“We’re looking for patterns in what the perpetrators are saying to their victims, in how they’re operating,” Foringer says. “It’s all part of trying to identify broader patterns within what could be Russia’s genocidal mission. It’s a big deal from the legal perspective to prove intent and coordination in how these crimes are being carried out. The point of processing these unique testimonies through this categorical system is to be able to take a step back and look at patterns on a basic level.”
After working out their processes for receiving and cataloging the accounts, Foringer’s team has gone through 28 narratives so far, with a goal of processing around 100 more during the spring 2023 term. Their hope is that the collected evidence will be used to prosecute war crimes in the Ukrainian courts, the court systems of other countries around the world, and even the International Criminal Court in the Netherlands.
What distinguishes the Ukraine War from other conflicts in terms of the scope of the project, Foringer says, is the volume of video footage and social media content being captured by ordinary civilians on the ground, all of which can be more readily accessed online than ever before.

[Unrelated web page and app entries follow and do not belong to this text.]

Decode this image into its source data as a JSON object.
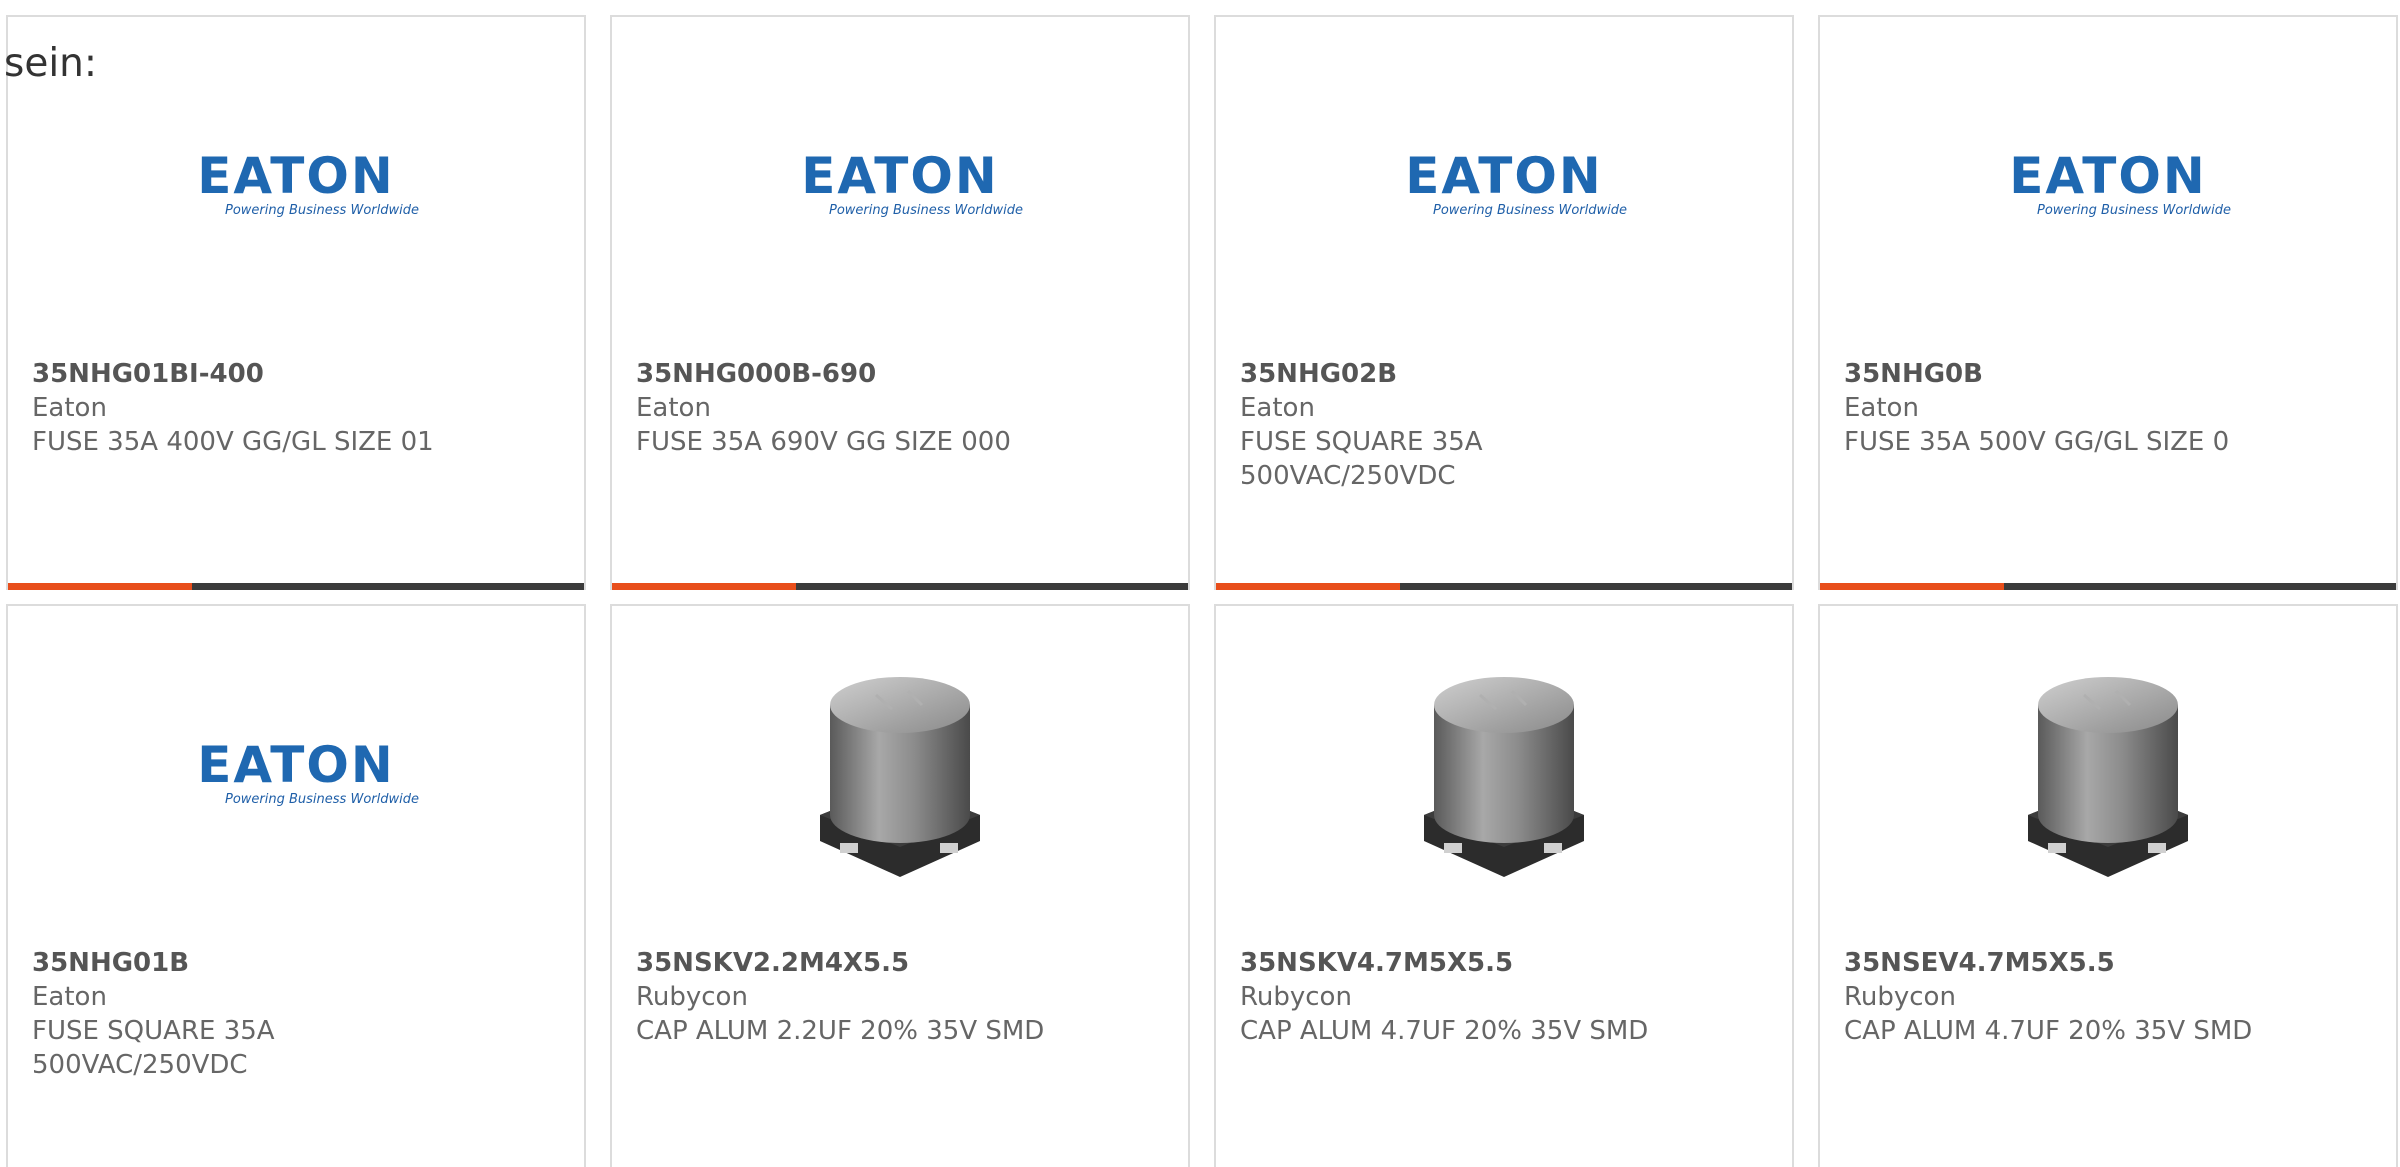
{
  "intro_text": "sein:",
  "logo": {
    "brand": "EATON",
    "tagline": "Powering Business Worldwide"
  },
  "colors": {
    "accent": "#e84e1b",
    "bar": "#3b3b3b",
    "eaton_blue": "#1f68b1"
  },
  "products": [
    {
      "part_number": "35NHG01BI-400",
      "manufacturer": "Eaton",
      "description": "FUSE 35A 400V GG/GL SIZE 01",
      "image": "eaton-logo"
    },
    {
      "part_number": "35NHG000B-690",
      "manufacturer": "Eaton",
      "description": "FUSE 35A 690V GG SIZE 000",
      "image": "eaton-logo"
    },
    {
      "part_number": "35NHG02B",
      "manufacturer": "Eaton",
      "description": "FUSE SQUARE 35A 500VAC/250VDC",
      "image": "eaton-logo"
    },
    {
      "part_number": "35NHG0B",
      "manufacturer": "Eaton",
      "description": "FUSE 35A 500V GG/GL SIZE 0",
      "image": "eaton-logo"
    },
    {
      "part_number": "35NHG01B",
      "manufacturer": "Eaton",
      "description": "FUSE SQUARE 35A 500VAC/250VDC",
      "image": "eaton-logo"
    },
    {
      "part_number": "35NSKV2.2M4X5.5",
      "manufacturer": "Rubycon",
      "description": "CAP ALUM 2.2UF 20% 35V SMD",
      "image": "capacitor-photo"
    },
    {
      "part_number": "35NSKV4.7M5X5.5",
      "manufacturer": "Rubycon",
      "description": "CAP ALUM 4.7UF 20% 35V SMD",
      "image": "capacitor-photo"
    },
    {
      "part_number": "35NSEV4.7M5X5.5",
      "manufacturer": "Rubycon",
      "description": "CAP ALUM 4.7UF 20% 35V SMD",
      "image": "capacitor-photo"
    }
  ]
}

“These are eyewitness testimonies; there’s no redaction of the really, actually horrific elements of war,” she says. “I think what’s been the most haunting is the fact that these stories are so fragmented, and we’re trying to put the pieces together. They’re fragmented because the people telling them are traumatized. For example, a woman recounting an event will mention cleaning up blood afterward, or someone will distinctly remember the sound of their neighbor crying. These are details we don’t see when we pick up a newspaper—they don’t make it to the headlines. They’re really personal encounters with violence.”
Being part of an academic team responding to a global crisis in real time has not only given Foringer a greater sense of responsibility—to her work, her team, and the people both serve—but also has made her a better scholar in her own research.
“I have a greater appreciation for the complexity of dealing with real stories of violence,” she says. “I’m a level removed from that in my dissertation work—I’m talking to the people who talk to the people who experienced it—but I’m closer to it here. It’s made me humanize my own work a bit more. Just seeing the volume of ordinary people impacted by violence in Ukraine, I know that’s the basis of my work in Colombia, too.”
How Rackham Helps
Foringer is a recipient of a Rackham international travel award, which supported her doctoral research in Colombia. She received a Rackham conference travel grant to attend the Conflict Research Society Conference in Belfast, Northern Ireland, in 2022, where she presented part of her dissertation work. She is also a participant in the Rackham Doctoral Intern Fellowship program, working with the U-M Center for Social Solutions.